■ Exercise description ■
Looking at the entries below, how many lines include the word "TOTAL"? Answer with the number alone.

■ Data for the task ■
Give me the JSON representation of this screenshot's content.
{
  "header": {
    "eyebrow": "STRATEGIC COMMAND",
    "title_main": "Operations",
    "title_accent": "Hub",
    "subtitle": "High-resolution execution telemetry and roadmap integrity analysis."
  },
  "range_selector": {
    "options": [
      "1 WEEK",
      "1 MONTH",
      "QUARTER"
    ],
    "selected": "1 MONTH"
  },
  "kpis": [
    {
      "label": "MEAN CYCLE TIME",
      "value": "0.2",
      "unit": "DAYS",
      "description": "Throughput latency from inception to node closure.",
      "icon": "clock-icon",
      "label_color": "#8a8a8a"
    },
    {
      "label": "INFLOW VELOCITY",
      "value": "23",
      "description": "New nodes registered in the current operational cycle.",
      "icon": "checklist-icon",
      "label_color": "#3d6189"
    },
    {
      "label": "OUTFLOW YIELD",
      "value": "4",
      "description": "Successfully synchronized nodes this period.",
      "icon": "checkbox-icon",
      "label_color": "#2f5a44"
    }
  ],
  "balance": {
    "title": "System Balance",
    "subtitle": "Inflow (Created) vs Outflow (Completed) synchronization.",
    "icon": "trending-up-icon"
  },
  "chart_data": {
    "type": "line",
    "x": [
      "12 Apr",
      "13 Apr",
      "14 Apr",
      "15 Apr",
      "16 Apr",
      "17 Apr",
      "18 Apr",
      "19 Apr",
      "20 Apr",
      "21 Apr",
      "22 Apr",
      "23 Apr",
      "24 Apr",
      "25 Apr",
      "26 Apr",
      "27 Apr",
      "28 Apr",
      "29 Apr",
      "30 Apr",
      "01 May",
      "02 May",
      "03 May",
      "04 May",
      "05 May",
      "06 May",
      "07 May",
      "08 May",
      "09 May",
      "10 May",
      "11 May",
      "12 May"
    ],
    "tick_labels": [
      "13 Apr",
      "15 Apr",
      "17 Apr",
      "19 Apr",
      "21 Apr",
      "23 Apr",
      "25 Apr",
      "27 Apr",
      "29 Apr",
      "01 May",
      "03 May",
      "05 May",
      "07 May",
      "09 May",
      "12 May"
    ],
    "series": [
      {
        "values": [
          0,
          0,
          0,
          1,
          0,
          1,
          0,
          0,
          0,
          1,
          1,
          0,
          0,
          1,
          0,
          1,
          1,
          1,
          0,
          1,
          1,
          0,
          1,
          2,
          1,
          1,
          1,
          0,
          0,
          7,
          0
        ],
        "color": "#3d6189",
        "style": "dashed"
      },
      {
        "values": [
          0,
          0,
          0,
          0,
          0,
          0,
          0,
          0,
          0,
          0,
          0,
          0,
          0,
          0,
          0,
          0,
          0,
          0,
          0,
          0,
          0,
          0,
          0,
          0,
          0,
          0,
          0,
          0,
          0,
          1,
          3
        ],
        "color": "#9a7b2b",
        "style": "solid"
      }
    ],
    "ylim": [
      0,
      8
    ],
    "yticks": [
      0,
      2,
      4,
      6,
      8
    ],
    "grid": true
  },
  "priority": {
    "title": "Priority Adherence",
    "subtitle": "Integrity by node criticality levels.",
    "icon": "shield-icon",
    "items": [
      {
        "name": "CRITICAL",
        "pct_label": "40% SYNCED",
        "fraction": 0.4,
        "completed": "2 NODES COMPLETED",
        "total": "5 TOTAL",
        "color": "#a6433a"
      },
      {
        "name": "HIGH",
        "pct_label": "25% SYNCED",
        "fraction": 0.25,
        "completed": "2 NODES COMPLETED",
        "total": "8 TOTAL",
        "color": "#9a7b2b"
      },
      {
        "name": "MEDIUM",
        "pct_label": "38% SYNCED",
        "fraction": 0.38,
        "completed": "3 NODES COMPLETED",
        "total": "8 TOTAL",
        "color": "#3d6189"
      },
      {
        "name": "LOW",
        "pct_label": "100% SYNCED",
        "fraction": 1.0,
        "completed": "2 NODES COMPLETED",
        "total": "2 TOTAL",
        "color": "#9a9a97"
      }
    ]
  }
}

■ Answer to the exercise ■
4